Following the passage of a hurricane or tropical storm, policyholders should photograph or video record hurricane-related damage to insured property as soon as possible. The more detail the better. Photographs of the condition of the roof system immediately after a hurricane can be particularly helpful in the insurance claim for damages. The photographs can capture the condition of the damaged property immediately after the storm’s passage and can be used to potentially refute arguments that the hurricane was not the cause of the damage. The importance of the photographic evidence ties in with the discussions that Jeremy Tyler and I have had over the last several weeks in the “Late Notice of the Claim” postings.
Generally, policyholders are not familiar with their rights under their insurance policies, and may not be familiar with structural damage related to hurricanes. For instance, a policyholder may notice some broken, missing, shifted, or cracked roof tiles after a hurricane and think that the damage is only limited to those affected tiles. He may have someone perform a minor repair to the affected tiles and take no photographs. Down the road when that policyholder files a claim with the insurance carrier, he will be asked if there is any photographic evidence of the damages claimed. When that documentation is not produced, particularly in a late filed hurricane claim, carriers deny the claims citing “foot traffic” as a cause for extensive roof tile damage. This is particularly the case where the insurance carrier discovers, through the policyholder’s testimony, that there have been power washing companies on the roof since the hurricane.
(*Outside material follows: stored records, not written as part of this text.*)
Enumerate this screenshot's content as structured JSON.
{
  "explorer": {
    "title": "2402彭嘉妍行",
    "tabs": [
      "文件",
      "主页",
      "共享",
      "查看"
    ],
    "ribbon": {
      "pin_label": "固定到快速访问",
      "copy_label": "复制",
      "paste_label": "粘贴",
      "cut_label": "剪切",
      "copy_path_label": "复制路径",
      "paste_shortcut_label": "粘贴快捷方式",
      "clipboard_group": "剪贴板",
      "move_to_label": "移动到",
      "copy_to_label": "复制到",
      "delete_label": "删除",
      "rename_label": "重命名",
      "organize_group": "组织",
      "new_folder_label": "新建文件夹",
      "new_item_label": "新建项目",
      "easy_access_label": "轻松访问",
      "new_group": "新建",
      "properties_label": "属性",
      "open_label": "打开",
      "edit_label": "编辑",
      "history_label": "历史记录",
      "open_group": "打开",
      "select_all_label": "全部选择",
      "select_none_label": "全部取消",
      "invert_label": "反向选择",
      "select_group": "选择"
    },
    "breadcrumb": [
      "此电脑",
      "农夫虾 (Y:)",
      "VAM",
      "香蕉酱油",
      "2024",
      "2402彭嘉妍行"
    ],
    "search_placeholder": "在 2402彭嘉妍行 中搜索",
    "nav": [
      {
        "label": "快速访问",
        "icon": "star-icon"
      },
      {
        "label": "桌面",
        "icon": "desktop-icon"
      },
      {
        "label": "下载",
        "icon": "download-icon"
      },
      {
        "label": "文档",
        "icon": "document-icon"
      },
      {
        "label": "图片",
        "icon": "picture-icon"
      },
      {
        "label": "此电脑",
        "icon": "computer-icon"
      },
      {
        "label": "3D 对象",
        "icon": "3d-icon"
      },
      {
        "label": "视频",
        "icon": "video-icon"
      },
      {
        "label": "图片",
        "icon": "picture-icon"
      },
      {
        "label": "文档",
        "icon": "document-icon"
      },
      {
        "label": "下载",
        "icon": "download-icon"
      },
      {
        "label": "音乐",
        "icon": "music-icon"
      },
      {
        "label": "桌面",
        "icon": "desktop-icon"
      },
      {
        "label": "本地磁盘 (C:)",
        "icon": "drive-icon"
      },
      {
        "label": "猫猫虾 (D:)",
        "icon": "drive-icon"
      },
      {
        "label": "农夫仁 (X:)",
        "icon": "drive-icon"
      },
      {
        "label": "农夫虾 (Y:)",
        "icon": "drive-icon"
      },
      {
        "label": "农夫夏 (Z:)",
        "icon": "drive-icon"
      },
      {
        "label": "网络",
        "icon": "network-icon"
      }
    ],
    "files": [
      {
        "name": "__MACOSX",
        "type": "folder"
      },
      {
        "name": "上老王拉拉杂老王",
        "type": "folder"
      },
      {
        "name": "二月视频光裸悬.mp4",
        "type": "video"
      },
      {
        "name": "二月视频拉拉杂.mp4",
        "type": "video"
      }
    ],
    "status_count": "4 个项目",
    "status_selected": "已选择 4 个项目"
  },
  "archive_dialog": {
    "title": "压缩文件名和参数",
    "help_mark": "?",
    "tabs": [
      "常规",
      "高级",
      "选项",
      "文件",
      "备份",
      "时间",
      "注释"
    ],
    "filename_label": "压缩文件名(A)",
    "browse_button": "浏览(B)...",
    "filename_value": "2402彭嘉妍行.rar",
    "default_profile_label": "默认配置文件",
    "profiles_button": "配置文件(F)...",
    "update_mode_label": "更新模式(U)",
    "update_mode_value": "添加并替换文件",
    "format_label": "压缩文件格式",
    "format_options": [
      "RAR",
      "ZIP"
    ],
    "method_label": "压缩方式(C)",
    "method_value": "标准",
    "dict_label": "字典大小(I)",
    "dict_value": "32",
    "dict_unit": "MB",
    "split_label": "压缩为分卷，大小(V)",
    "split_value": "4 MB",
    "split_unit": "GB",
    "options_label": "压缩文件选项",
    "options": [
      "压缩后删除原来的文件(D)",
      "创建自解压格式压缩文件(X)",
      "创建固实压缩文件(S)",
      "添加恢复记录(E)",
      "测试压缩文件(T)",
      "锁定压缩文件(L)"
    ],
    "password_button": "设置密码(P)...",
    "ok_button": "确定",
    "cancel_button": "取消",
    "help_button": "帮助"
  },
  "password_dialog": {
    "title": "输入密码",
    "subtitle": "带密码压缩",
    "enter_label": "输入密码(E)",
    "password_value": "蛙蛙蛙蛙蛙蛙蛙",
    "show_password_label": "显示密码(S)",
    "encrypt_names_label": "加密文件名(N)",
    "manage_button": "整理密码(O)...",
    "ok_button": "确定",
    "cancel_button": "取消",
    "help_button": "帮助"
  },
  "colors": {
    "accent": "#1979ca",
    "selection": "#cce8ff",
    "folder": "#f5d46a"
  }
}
“Foot traffic,” an insurance carrier’s explanation for extensive tile damage spread over several areas of the roof, can be refuted by providing pictures or videos of the damages to those areas following the hurricane. Additionally, the pictures or videos can help to reveal a broken bond between the roof tiles and the roof decking. The forces of the wind during a hurricane can bend and flex the plywood beneath the tiles, causing the failure of the bond between the tiles and the deck.
The pictures could even reflect specific areas of the roof that are still well-bonded and show no signs of damage. This can be important to refute arguments that the cause of de-bonding tiles is an installation defect issue with the roof as a whole and not caused by the hurricane.
If there is one thing we learned from the 2004 and 2005 hurricane seasons in Florida and litigation that has ensued, it is shoot pictures first and ask questions later.